NOTE: During any pruning take note of the color of the cut surface of the cane. It should be almost white. If the cut surface of the cane (stem) is brown it indicates that the cane has been damaged by the winter, and you need to cut it again a little lower until you find undamaged cane. It takes time for freeze damage to develop so it is possible that some healthy looking canes will need to be pruned again later in the spring. 


'Stormy Weather', LCI Beautiful large flowered climber blooming in candelabra of purple blooms or do you call them mauve?
‘Stormy Weather’, LCI Beautiful large flowered climbing rose bush blooming in candelabra of purple blooms or do you call them mauve?

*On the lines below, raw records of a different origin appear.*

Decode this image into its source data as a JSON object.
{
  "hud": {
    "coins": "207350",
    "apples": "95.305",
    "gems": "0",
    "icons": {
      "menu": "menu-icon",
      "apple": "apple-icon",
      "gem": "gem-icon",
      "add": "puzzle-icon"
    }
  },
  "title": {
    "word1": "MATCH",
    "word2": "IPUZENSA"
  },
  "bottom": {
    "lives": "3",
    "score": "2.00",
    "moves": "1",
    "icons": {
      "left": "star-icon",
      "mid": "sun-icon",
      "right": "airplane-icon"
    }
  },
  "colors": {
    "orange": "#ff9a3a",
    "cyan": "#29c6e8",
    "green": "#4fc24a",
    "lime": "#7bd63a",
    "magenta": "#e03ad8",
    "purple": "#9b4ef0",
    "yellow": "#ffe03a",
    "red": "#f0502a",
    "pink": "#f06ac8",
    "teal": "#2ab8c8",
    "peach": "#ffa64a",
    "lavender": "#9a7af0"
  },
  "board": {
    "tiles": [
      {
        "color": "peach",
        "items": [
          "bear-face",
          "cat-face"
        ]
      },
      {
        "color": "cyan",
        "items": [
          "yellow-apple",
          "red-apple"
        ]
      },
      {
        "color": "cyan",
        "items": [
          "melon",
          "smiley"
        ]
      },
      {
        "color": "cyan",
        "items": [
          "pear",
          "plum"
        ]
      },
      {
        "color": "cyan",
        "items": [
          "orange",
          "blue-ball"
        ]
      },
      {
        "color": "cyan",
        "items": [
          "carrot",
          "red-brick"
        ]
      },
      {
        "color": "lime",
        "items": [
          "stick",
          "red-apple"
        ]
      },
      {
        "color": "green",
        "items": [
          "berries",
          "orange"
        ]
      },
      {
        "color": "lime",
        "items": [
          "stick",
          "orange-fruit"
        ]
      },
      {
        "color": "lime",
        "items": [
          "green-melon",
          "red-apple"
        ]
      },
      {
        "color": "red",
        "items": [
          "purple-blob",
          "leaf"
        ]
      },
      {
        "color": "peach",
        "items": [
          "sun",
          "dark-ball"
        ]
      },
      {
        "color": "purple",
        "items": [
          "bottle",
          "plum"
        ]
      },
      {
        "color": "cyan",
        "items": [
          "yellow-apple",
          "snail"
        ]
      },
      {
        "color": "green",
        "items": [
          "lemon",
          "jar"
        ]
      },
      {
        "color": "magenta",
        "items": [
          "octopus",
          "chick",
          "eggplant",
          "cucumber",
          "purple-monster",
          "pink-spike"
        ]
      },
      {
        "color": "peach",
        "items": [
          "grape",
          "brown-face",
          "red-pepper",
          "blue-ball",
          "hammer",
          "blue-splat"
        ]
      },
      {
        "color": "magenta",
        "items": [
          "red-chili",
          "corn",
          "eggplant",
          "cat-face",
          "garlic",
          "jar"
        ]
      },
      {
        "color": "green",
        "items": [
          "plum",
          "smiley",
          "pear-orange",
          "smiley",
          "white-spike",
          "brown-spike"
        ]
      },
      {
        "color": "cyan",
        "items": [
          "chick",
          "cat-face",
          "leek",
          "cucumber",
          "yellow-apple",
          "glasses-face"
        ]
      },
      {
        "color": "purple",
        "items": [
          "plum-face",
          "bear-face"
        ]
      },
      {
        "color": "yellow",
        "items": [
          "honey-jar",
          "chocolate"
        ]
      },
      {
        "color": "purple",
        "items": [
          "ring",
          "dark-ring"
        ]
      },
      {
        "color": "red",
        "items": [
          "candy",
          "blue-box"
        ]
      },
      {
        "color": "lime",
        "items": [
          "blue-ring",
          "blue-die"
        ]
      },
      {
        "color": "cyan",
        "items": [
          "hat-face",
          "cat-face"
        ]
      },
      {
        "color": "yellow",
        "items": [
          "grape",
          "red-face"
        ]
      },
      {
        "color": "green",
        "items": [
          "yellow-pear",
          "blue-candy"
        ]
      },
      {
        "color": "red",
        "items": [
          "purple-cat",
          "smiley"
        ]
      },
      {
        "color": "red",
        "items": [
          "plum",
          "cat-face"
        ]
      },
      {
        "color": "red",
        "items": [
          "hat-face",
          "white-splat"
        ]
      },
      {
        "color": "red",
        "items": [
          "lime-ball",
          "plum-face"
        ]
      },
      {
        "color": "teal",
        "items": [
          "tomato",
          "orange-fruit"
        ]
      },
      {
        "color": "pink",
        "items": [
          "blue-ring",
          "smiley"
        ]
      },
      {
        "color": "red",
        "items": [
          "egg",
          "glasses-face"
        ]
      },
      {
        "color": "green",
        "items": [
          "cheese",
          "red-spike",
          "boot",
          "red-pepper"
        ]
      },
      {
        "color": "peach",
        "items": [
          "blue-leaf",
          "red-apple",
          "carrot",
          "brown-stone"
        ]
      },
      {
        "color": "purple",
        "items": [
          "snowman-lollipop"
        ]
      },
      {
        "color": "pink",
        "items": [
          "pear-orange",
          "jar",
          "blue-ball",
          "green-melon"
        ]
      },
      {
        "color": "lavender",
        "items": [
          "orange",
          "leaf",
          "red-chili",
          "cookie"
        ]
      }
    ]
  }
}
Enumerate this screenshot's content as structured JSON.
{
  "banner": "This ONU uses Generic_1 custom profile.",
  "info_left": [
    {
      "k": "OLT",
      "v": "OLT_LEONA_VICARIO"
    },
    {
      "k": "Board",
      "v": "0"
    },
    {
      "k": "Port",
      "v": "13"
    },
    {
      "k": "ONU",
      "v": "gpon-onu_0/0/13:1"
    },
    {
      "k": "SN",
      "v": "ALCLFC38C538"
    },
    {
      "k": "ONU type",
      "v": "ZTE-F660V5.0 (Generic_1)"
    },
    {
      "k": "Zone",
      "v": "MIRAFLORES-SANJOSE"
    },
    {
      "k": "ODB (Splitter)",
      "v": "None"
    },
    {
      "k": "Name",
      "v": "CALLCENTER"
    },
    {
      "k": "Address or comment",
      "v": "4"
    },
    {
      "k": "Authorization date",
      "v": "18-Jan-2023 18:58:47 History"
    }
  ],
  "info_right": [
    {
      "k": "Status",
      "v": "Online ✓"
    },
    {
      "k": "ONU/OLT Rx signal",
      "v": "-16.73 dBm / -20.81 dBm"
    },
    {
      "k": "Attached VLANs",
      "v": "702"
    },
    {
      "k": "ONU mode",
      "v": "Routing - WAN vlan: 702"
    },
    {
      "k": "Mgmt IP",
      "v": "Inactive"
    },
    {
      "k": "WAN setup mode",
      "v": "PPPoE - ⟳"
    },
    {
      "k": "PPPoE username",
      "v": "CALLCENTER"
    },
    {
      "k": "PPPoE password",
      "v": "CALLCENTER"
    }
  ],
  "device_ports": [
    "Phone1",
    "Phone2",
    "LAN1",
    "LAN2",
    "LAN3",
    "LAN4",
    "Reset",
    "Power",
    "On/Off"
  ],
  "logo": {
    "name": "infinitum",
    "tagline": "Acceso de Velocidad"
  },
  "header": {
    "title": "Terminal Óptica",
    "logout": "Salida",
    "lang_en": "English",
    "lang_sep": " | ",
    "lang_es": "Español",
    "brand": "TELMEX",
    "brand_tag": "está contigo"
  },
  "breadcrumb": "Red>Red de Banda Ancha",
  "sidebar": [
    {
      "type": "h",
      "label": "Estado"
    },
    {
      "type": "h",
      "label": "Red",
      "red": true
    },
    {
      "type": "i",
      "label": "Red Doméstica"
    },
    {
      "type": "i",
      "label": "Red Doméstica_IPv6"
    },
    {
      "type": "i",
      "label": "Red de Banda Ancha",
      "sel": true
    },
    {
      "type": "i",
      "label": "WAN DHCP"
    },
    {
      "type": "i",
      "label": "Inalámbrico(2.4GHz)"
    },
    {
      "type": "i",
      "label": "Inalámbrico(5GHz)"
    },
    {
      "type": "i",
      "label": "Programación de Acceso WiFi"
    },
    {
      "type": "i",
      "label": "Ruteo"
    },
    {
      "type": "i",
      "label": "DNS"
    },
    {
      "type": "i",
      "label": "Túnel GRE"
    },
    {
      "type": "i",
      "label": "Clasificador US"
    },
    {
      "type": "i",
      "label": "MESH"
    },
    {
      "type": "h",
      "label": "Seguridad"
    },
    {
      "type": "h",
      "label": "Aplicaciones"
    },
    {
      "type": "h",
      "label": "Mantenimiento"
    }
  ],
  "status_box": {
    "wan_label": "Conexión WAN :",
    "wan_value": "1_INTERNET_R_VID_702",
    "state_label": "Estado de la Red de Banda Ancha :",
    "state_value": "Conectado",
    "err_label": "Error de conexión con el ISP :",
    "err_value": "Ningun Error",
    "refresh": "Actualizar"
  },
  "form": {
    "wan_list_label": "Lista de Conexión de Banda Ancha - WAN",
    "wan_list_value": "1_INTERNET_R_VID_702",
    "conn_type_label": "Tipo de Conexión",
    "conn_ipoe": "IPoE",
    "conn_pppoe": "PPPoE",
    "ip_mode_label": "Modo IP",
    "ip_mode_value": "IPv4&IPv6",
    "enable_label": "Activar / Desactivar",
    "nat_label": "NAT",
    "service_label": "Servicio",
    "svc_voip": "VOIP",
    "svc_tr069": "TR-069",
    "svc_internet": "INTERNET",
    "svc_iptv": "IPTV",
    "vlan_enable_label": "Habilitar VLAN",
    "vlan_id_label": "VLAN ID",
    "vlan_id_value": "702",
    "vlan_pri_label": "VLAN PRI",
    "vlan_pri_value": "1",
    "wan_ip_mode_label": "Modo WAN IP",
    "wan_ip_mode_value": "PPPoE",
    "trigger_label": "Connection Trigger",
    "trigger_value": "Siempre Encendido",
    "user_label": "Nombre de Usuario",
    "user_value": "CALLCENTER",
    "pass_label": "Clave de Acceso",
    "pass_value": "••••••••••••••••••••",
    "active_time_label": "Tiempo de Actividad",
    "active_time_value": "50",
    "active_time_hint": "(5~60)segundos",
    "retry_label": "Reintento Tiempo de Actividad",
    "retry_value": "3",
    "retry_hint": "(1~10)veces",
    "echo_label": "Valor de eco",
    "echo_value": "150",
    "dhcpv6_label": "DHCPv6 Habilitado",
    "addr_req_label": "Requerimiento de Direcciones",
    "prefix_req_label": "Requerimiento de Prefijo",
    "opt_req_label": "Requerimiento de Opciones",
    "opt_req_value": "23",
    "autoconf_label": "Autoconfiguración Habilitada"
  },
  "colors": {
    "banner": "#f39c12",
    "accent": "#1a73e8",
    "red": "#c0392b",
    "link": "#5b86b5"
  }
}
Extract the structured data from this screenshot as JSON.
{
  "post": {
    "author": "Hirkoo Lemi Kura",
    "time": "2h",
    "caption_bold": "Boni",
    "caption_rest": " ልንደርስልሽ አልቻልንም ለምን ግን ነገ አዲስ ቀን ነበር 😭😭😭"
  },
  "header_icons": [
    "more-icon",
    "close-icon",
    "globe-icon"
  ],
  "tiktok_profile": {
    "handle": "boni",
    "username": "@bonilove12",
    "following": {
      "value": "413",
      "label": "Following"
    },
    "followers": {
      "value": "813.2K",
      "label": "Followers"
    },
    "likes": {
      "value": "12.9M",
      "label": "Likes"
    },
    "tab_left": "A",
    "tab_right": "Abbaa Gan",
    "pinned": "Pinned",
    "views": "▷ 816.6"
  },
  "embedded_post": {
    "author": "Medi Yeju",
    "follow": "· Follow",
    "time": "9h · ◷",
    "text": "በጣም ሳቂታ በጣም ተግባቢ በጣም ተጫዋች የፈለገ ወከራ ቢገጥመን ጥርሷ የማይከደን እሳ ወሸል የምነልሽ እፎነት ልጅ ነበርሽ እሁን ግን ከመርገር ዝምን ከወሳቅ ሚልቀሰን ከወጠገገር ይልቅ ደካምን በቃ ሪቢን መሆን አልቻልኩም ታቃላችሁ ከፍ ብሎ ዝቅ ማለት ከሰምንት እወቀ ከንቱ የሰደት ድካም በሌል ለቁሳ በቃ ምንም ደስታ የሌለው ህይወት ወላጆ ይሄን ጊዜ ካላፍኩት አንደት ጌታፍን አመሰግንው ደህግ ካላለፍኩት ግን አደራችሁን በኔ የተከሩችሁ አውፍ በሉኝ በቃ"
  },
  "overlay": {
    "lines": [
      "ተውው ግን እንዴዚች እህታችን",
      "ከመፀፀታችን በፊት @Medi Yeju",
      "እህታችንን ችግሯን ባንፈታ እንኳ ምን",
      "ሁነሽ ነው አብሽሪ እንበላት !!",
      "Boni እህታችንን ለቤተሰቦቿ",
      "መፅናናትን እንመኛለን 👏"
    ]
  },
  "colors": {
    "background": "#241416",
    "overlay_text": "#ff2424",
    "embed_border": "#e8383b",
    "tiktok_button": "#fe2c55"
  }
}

Climbers need to be pruned differently. If a climber is trained into a horizontal position, as illustrated in the diagram, the only pruning that should be done in the spring is to prune the laterals, the short upright shoots coming from the main canes. These laterals should be reduced in length by pruning such that only two or three bud eyes remain, which is usually about 2-4 inches. An alternate method is to completely remove the laterals. The rose will then produce new laterals from dormant eyes in the main cane. The areas of pruning are marked with slashes on the diagram. Also, any old canes that are detected as being unproductive (no vigorous growth being produced by them in the previous year) should be removed to ground level (the bud union). New canes should be trained by tying them into a horizontal position. Any additional pruning should be done only to shape the bush to fit the style that is desired and to keep it in bounds. Climbers are meant to be large so we leave a lot of healthy wood. 


All A Twitter Re-Potted | Mini Hanging Basket
All A Twitter Re-Potted | Mini Hanging Basket

Miniature roses are pruned in much the same way as hybrid tea roses, just on a smaller scale. Prune healthy canes back to 4 to 8 inches long and remove all the twiggy growth. Miniatures are very vigorous and will respond well to severe pruning by producing a number of new basal breaks, new stems originating from below the ground. You can prune them by shearing them if you like. 

Old Garden Roses | Bloom On Old Wood

At this time, OGR’s and other onetime bloomers should be only lightly pruned to shape and control their size and to remove old unproductive wood. More pruning can be done, but these rose types produce their blooms on old wood and removing additional wood now reduces this year’s blooms. Save any major pruning on these roses until the blooming cycle is completed. 

English Roses | David Austin’s

‘Abraham Darby’ by David Austin Roses

The English (David Austin’s) roses may be pruned like hybrid teas, but using the light to moderate pruning methods. Most of the English roses bloom on new wood, so pruning is done to produce a healthy base that can accommodate the current year’s growth just like HT’s, floribundas etc. Basically, if they grow like a climber, prune them like a climber and if they grow like a hybrid tea rose, prune them like a hybrid tea. I

In summation for any rose plant – remove all parts of the bush that are too small or weak to hold up the growth anticipated for this year and leave as much strong wood as you want, the more you leave the bigger the bush will be and the more flowers you will get. Portland Rose Society

This PORTLAND ROSE SOCIETY GUIDE TO PRUNING ROSES was reprinted with permission from Rich Baer of the PORTLAND ROSE SOCIETY P.O. Box 515 Portland, OR 97207

If you are interested in more information about the PORTLAND ROSE SOCIETY please visit their website www.portlandrosesociety.org for a calendar of events, membership information, upcoming events and about products available for their fundraisers.